Equation 10-2. From Lime Back to Limestone

WarningMaterial Safety

Locate MSDS's for limestone (CAS 471-34-1), lime (CAS 1305-78-8), slaked lime (CAS 1305-62-0), gypsum (CAS 10101-41-4), and silica (CAS 14808-60-7). Summarize the hazardous properties of these materials in your notebook, including the identity of the company which produced each MSDS and the potential health effects for eye contact, skin contact, inhalation, and ingestion. Also include the LD50 (oral, rat) for each of these materials.[1]

Your most likely exposure is dust inhalation. If a persistent cough develops, see a doctor. Lime is caustic, which means it eats skin; in case of skin contact, wash the affected area with plenty of cold water. Be aware that lime gets hot when it gets wet.

You should wear safety glasses and a dust mask while working on this project. Leftover materials may be disposed of in the trash. Lime should be slaked before disposal.

NoteResearch and Development

Well, I guess if you are in a class or something, you might want to know what will be on the quiz.

  • You better know all the words that are important enough to be indexified and glossarated.

  • You better know the Research and Development stuff from Chapter 5 and Chapter 6.

  • You ought to be able to recognize calcite, limestone, and gypsum, either from photographs or from samples. You should also know that sea-shells are made of calcium carbonate.

  • Know the formulas for limestone, lime, gypsum, and plaster and all the equations in this chapter.

  • Know all the hazards of working with limestone, lime, gypsum, plaster, and silica and what to do if things get out of hand.

  • Know that lime is an alkali, what it tastes like, whether it's pH is high or low and what color it turns pH test paper.

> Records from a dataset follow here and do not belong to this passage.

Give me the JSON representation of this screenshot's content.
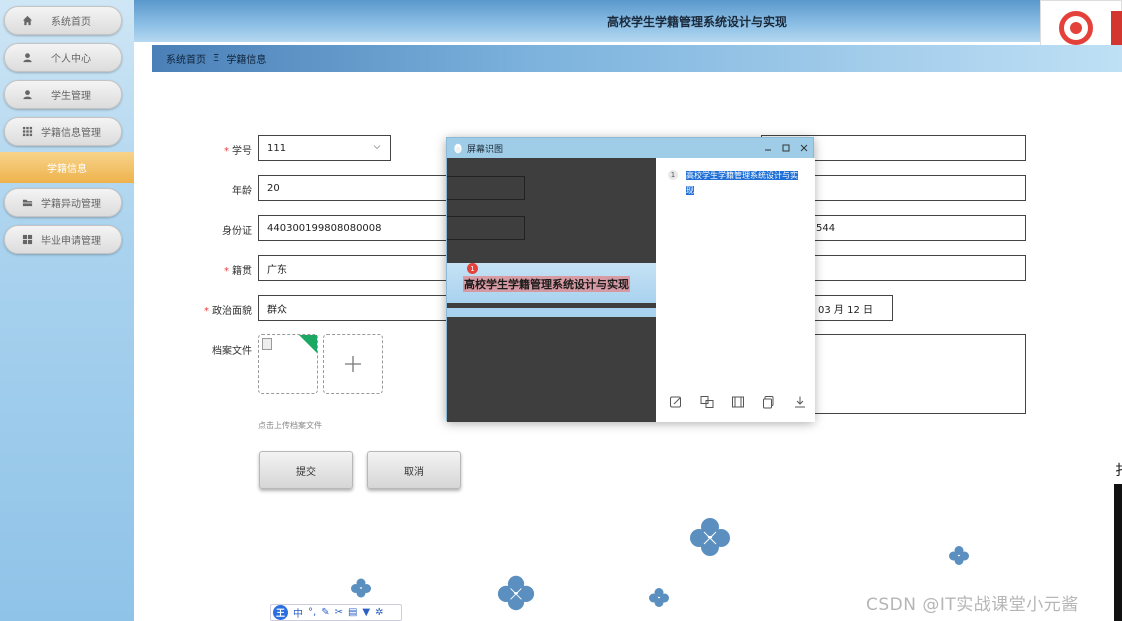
{
  "sidebar": {
    "items": [
      {
        "label": "系统首页",
        "icon": "home-icon"
      },
      {
        "label": "个人中心",
        "icon": "user-icon"
      },
      {
        "label": "学生管理",
        "icon": "user-icon"
      },
      {
        "label": "学籍信息管理",
        "icon": "grid-icon"
      },
      {
        "label": "学籍异动管理",
        "icon": "folder-icon"
      },
      {
        "label": "毕业申请管理",
        "icon": "grid-icon"
      }
    ],
    "active_sub": "学籍信息"
  },
  "header": {
    "title": "高校学生学籍管理系统设计与实现"
  },
  "breadcrumb": {
    "home": "系统首页",
    "separator": "Ξ",
    "current": "学籍信息"
  },
  "form": {
    "student_id": {
      "label": "学号",
      "value": "111"
    },
    "age": {
      "label": "年龄",
      "value": "20"
    },
    "id_card": {
      "label": "身份证",
      "value": "440300199808080008"
    },
    "hometown": {
      "label": "籍贯",
      "value": "广东"
    },
    "political": {
      "label": "政治面貌",
      "value": "群众"
    },
    "archive": {
      "label": "档案文件",
      "hint": "点击上传档案文件"
    },
    "right_partial_id": "544",
    "right_partial_date": "03 月 12 日"
  },
  "buttons": {
    "submit": "提交",
    "cancel": "取消"
  },
  "ocr_window": {
    "title": "屏幕识图",
    "captured_text": "高校学生学籍管理系统设计与实现",
    "marker": "1",
    "result_index": "1",
    "result_text": "高校学生学籍管理系统设计与实现"
  },
  "ime_bar": {
    "logo": "王",
    "mode": "中"
  },
  "watermark": "CSDN @IT实战课堂小元酱",
  "edge_char": "扌",
  "colors": {
    "sidebar_active": "#eeb24c",
    "header": "#8ec0e6",
    "required": "#e5413b",
    "ocr_highlight": "#1f6fd6"
  }
}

  • Know what water of hydration means, and that just because a formula has H2O in it doesn't mean that it literally has liquid water in it.



The LD50 was introduced in Section 7.2.